Email is an often overlooked component of web hosting packages. Never discount the value of having an email address that is specifically associated with your domain. It presents a much more professional image and many times you get a great deal more functionality out of it that you would have with Gmail, Yahoo or your local cable provider. Most come with at least 10 email addresses and some come with hundreds. Make sure to pay attention to the available features for your email as well while deciding.
Depending on the type of site you are building you may also need a Database. And although PHP, ASP and .NET do not require the use of a database to be useful, their real power comes from the dynamic delivery of content. The most common type of database is MySQL which is generally offered with Linux plans (and required for WordPress) while Microsoft SQL server is the DB of choice for .NET.
A major differentiator between different web hosts is reliability. Most decent hosts offer a 99% + up-time guarantee. You need to make sure that the host you choose is not a fly by night operation that is going to cause more problems than it solves but bigger does not always equal better. Some of the big boys have had financial issues in recent years causing problems for their users when they had to sell out and the users had to jump through hoops to keep everything status quo. Make sure you are comfortable with the host you chooses because the longer you are with them, the harder it is to leave. And if you do end up having to leave (no matter how little time you have spent with them) be prepared for the pains that can accompany it (propagating your domain to a new host can cause downtime with your website as well as wreak havoc on your email). The best option is to do your homework upfront so you don’t have to deal with the dentist over the issues caused by excessive teeth gnashing.
For the most part, customer service with your web host will be pretty transparent and you won’t really care, that is until you have an issue. And although they do not happen with great frequency, problems do occur and they seem to always happen at the most inopportune times. And at times like those it is good to know there is someone you can contact to get it resolved quickly. Check to see how they handle customer service. Is it email only or do they have a number you can call and do they have hours that will work for your needs? I know I have had to contact support in the middle of the night a few times for different clients and the fact that I was able to get a response from someone at 2AM and avoid the potential unpleasantness from eager site goers inability to do what they wanted was more than worth it. Make sure their availability will suite your needs (and a phone number as an option is always a huge plus).
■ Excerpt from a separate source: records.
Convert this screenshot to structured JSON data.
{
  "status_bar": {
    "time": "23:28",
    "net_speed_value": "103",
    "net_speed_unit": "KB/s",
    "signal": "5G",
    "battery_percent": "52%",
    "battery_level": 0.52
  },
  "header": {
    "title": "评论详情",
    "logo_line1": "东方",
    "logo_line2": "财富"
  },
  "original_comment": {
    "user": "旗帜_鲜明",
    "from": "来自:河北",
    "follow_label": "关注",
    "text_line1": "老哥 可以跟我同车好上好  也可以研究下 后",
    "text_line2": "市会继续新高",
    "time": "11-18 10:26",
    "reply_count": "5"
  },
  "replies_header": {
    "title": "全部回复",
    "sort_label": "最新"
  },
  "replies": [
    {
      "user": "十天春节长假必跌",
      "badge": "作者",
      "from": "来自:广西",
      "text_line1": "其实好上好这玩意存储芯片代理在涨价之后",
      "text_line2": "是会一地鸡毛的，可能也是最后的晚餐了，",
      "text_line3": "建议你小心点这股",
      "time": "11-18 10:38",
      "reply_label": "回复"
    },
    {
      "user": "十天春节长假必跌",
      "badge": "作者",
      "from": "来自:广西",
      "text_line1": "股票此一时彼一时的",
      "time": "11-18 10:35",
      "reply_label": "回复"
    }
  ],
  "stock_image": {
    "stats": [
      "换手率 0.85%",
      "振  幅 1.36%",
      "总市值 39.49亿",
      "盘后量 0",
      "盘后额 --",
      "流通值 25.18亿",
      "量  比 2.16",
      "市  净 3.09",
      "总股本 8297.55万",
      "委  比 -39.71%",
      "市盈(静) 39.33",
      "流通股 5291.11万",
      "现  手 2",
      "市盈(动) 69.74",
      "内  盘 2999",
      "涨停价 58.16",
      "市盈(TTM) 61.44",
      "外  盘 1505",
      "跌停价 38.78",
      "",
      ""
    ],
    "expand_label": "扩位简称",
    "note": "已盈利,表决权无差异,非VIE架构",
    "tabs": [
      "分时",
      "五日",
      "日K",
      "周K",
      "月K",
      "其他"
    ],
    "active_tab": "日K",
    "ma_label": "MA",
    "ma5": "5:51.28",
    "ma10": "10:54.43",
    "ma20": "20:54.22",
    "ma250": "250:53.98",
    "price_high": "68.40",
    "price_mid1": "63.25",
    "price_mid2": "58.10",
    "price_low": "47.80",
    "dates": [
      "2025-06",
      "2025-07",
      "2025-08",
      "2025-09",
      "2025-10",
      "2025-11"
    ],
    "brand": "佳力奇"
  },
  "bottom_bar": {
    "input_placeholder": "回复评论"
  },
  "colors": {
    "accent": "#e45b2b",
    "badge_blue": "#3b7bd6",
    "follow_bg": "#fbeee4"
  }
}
There are a number of companies out there that can get you what you need, when you need it, with reliability and service to back up the sale. Some of my top picks are below:
Now that you know what you are looking for (at least on a basic level), get out there and find the host that can help make your online dreams a reality.